I have also seen, as president of the Society for the Advancement of Science and Technology in the Arab World, what my fellow scientists have faced in their respective countries. What surprised me during the Covid-19 crisis is that many of these challenges exist in developed countries such as the United Kingdom and the United States as well. With high pressure, the cracks start to appear.
For example, Walid Al-Zyoud, head of the biomedical engineering department at the German Jordanian University, in Amman, was principal investigator on a team that developed a novel method to isolate and identify the virus that causes Covid-19. (See a related article, “Jordanian Researchers Create a Cheaper, Faster Coronavirus Test.”)
Al-Zyoud faced multiple obstacles in taking this discovery to the stage of production of a coronavirus test. The first obstacle was registering an intellectual property.
First of all, in Jordan one can only register an intellectual property in the name of an organization, not as an individual. Jordan is updating this system, but the process is still in its infancy because many rules and regulations must be created to support intellectual property rights. Most universities do not have an office for such issues, even though faculty discoveries are not only a source of pride but also of money for the university. I put Al-Zyoud in touch with the Massachusetts Institute of Technology, which recently signed an agreement with the Abdul Hameed Shoman Foundation to support collaborations between faculty and research scientists at MIT and their counterparts in Jordan.

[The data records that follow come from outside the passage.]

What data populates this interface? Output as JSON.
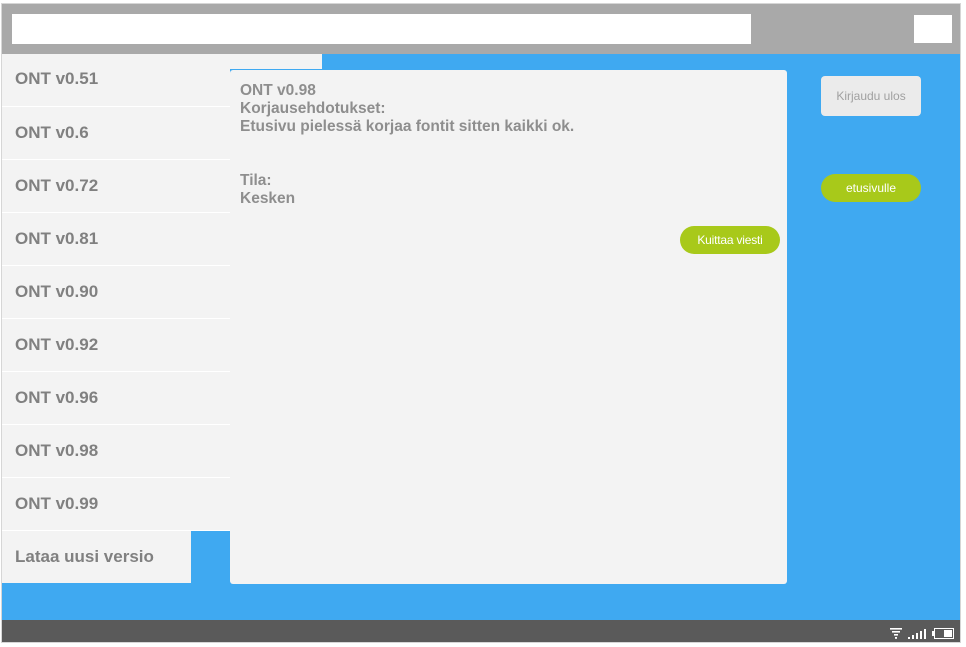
{
  "browser": {
    "url_value": "",
    "url_placeholder": ""
  },
  "sidebar": {
    "items": [
      {
        "label": "ONT v0.51"
      },
      {
        "label": "ONT v0.6"
      },
      {
        "label": "ONT v0.72"
      },
      {
        "label": "ONT v0.81"
      },
      {
        "label": "ONT v0.90"
      },
      {
        "label": "ONT v0.92"
      },
      {
        "label": "ONT v0.96"
      },
      {
        "label": "ONT v0.98"
      },
      {
        "label": "ONT v0.99"
      }
    ],
    "upload_label": "Lataa uusi versio"
  },
  "message": {
    "version": "ONT v0.98",
    "suggestions_heading": "Korjausehdotukset:",
    "suggestions_text": "Etusivu pielessä korjaa fontit sitten kaikki ok.",
    "status_heading": "Tila:",
    "status_value": "Kesken",
    "ack_button": "Kuittaa viesti"
  },
  "actions": {
    "logout_label": "Kirjaudu ulos",
    "home_label": "etusivulle"
  },
  "statusbar": {
    "icons": [
      "wifi-icon",
      "signal-icon",
      "battery-icon"
    ]
  },
  "colors": {
    "background_blue": "#3fa9f1",
    "accent_green": "#a8c91a",
    "panel_gray": "#f3f3f3",
    "topbar_gray": "#a9a9a9",
    "statusbar_gray": "#5a5a5a"
  }
}
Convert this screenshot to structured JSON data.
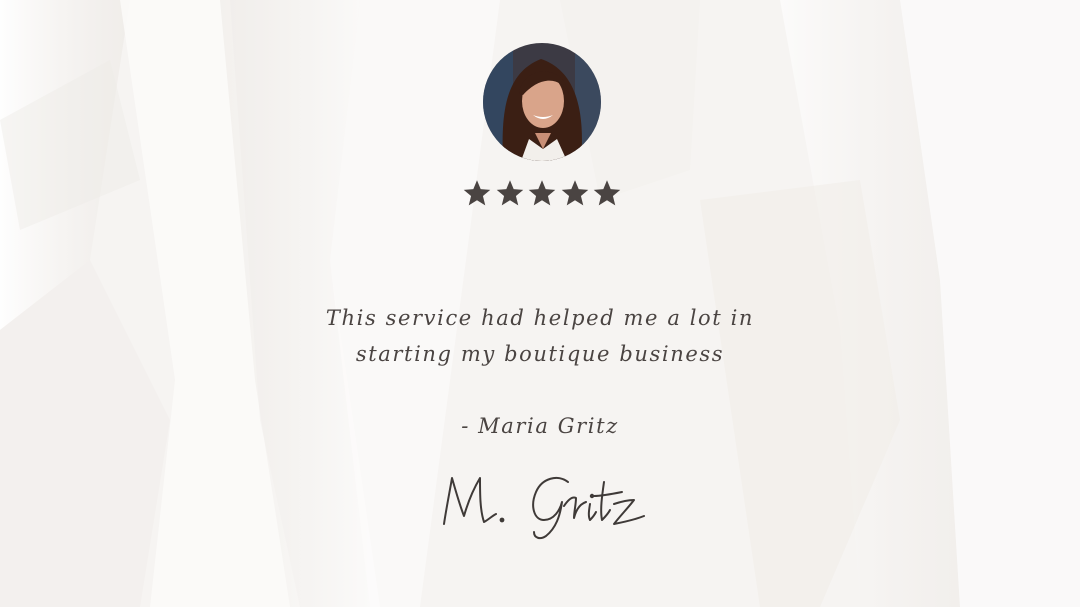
{
  "testimonial": {
    "rating": 5,
    "rating_max": 5,
    "quote_line1": "This service had helped me a lot in",
    "quote_line2": "starting my boutique business",
    "attribution": "- Maria Gritz",
    "signature": "M. Gritz"
  },
  "colors": {
    "text": "#4a4442",
    "star": "#4a4442",
    "background": "#f7f5f3"
  }
}
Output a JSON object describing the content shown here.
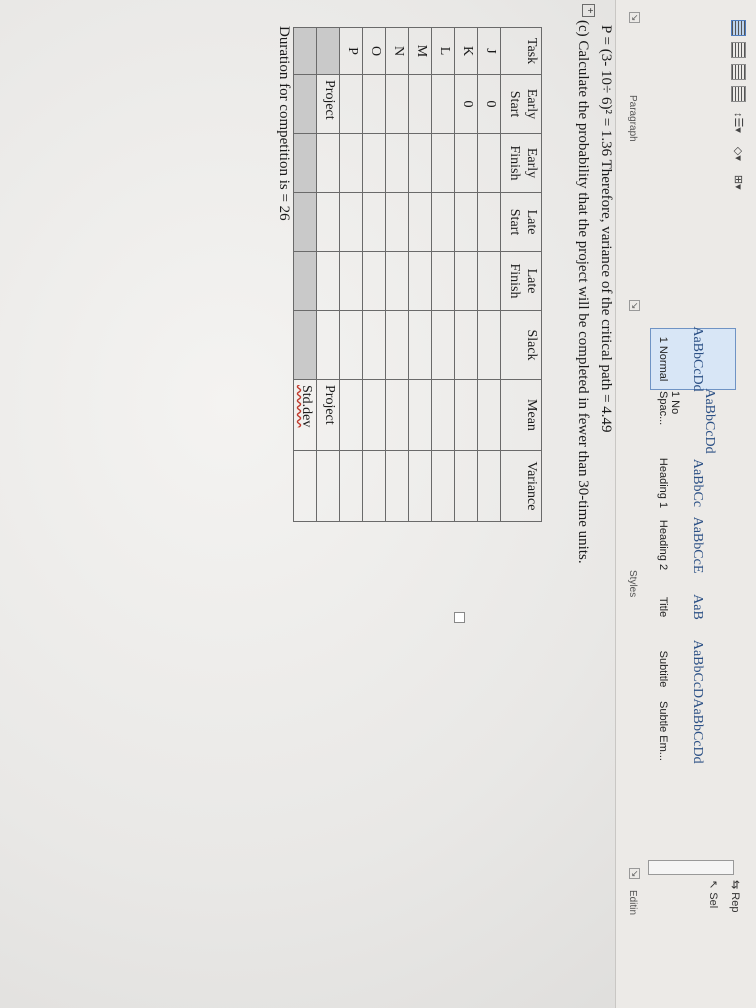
{
  "ribbon": {
    "paragraph_label": "Paragraph",
    "styles_label": "Styles",
    "edit_label": "Editin",
    "styles": [
      {
        "sample": "AaBbCcDd",
        "name": "1 Normal"
      },
      {
        "sample": "AaBbCcDd",
        "name": "1 No Spac..."
      },
      {
        "sample": "AaBbCc",
        "name": "Heading 1"
      },
      {
        "sample": "AaBbCcE",
        "name": "Heading 2"
      },
      {
        "sample": "AaB",
        "name": "Title"
      },
      {
        "sample": "AaBbCcD",
        "name": "Subtitle"
      },
      {
        "sample": "AaBbCcDd",
        "name": "Subtle Em..."
      }
    ],
    "replace_label": "Rep",
    "select_label": "Sel"
  },
  "doc": {
    "line1": "P = (3- 10÷ 6)² = 1.36 Therefore, variance of the critical path = 4.49",
    "line2": "(c) Calculate the probability that the project will be completed in fewer than 30-time units.",
    "headers": [
      "Task",
      "Early\nStart",
      "Early\nFinish",
      "Late\nStart",
      "Late\nFinish",
      "Slack",
      "Mean",
      "Variance"
    ],
    "rows": [
      [
        "J",
        "0",
        "",
        "",
        "",
        "",
        "",
        ""
      ],
      [
        "K",
        "0",
        "",
        "",
        "",
        "",
        "",
        ""
      ],
      [
        "L",
        "",
        "",
        "",
        "",
        "",
        "",
        ""
      ],
      [
        "M",
        "",
        "",
        "",
        "",
        "",
        "",
        ""
      ],
      [
        "N",
        "",
        "",
        "",
        "",
        "",
        "",
        ""
      ],
      [
        "O",
        "",
        "",
        "",
        "",
        "",
        "",
        ""
      ],
      [
        "P",
        "",
        "",
        "",
        "",
        "",
        "",
        ""
      ]
    ],
    "project_label": "Project",
    "project_label2": "Project",
    "std_dev_label": "Std.dev",
    "duration": "Duration for competition is = 26"
  }
}
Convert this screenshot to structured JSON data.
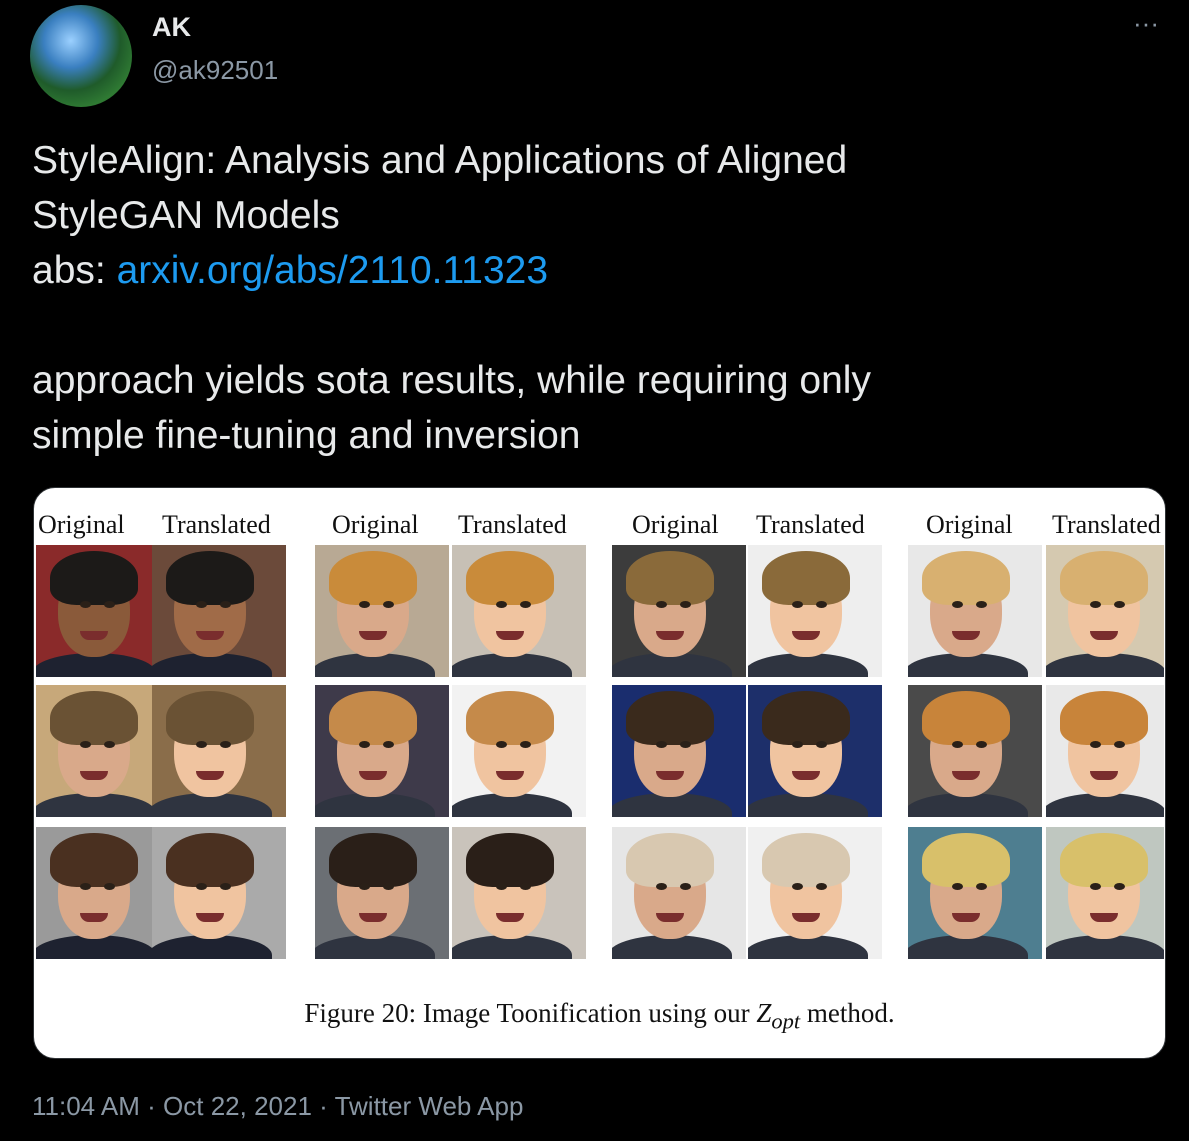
{
  "author": {
    "name": "AK",
    "handle": "@ak92501",
    "avatar_icon": "avatar-landscape-photo"
  },
  "tweet": {
    "line1": "StyleAlign: Analysis and Applications of Aligned",
    "line2": "StyleGAN Models",
    "abs_prefix": "abs: ",
    "abs_link": "arxiv.org/abs/2110.11323",
    "line4": "approach yields sota results, while requiring only",
    "line5": "simple fine-tuning and inversion"
  },
  "media": {
    "headers": [
      "Original",
      "Translated",
      "Original",
      "Translated",
      "Original",
      "Translated",
      "Original",
      "Translated"
    ],
    "caption_prefix": "Figure 20: Image Toonification using our ",
    "caption_math": "Z",
    "caption_sub": "opt",
    "caption_suffix": " method."
  },
  "meta": {
    "time": "11:04 AM",
    "date": "Oct 22, 2021",
    "source": "Twitter Web App",
    "separator": " · "
  },
  "colors": {
    "background": "#000000",
    "text": "#e7e9ea",
    "muted": "#8b98a5",
    "link": "#1d9bf0"
  }
}
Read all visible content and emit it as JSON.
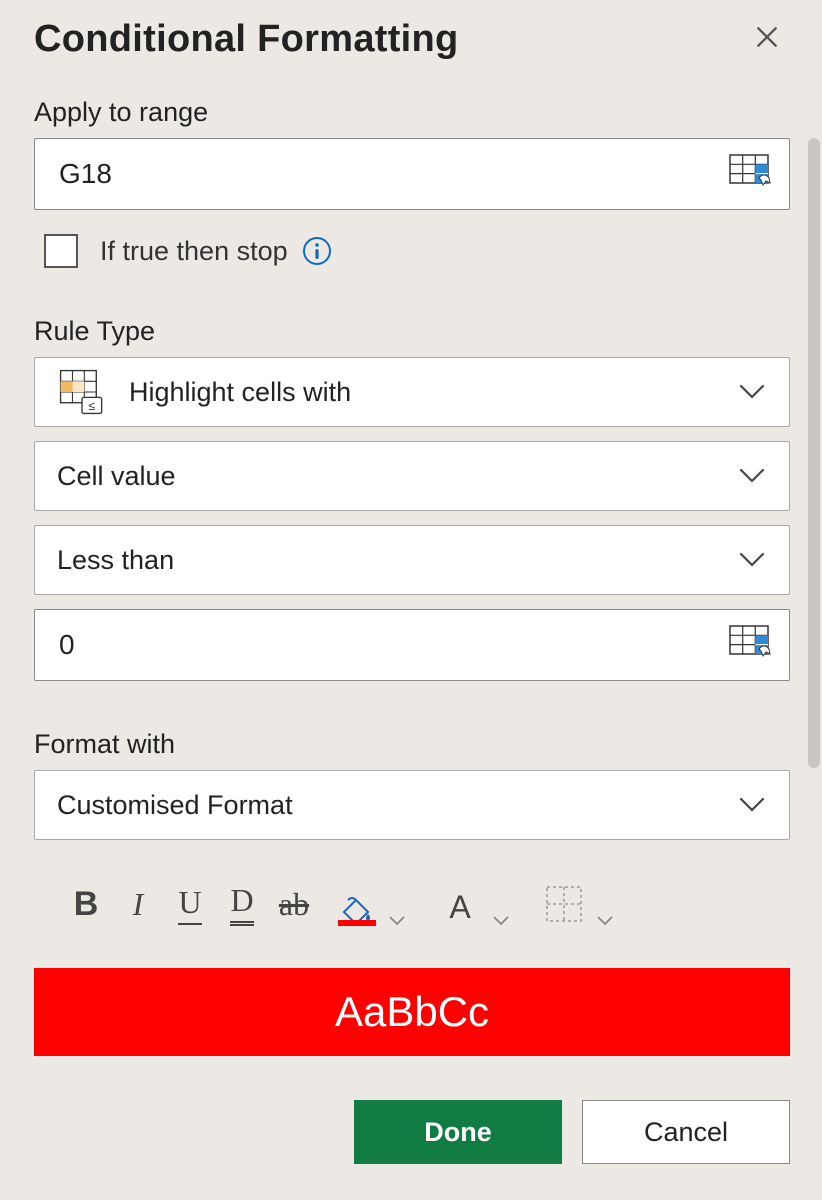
{
  "header": {
    "title": "Conditional Formatting"
  },
  "range": {
    "label": "Apply to range",
    "value": "G18",
    "checkbox_label": "If true then stop"
  },
  "rule": {
    "label": "Rule Type",
    "type": "Highlight cells with",
    "field": "Cell value",
    "operator": "Less than",
    "value": "0"
  },
  "format": {
    "label": "Format with",
    "style": "Customised Format",
    "preview_text": "AaBbCc",
    "fill_color": "#fe0000",
    "font_color": "#ffffff"
  },
  "toolbar": {
    "bold": "B",
    "italic": "I",
    "underline": "U",
    "double_underline": "D",
    "strike": "ab",
    "font_color_letter": "A"
  },
  "buttons": {
    "done": "Done",
    "cancel": "Cancel"
  }
}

The next obstacle is the lengthy process for obtaining approval of a new pharmaceutical device from the Jordan Food and Drug Administration. Because of the emergency laws that were introduced for Covid-19 in Jordan, the registration process has been expedited so that the Ministry of Health can give a green light to the Food and Drug Administration to move forward.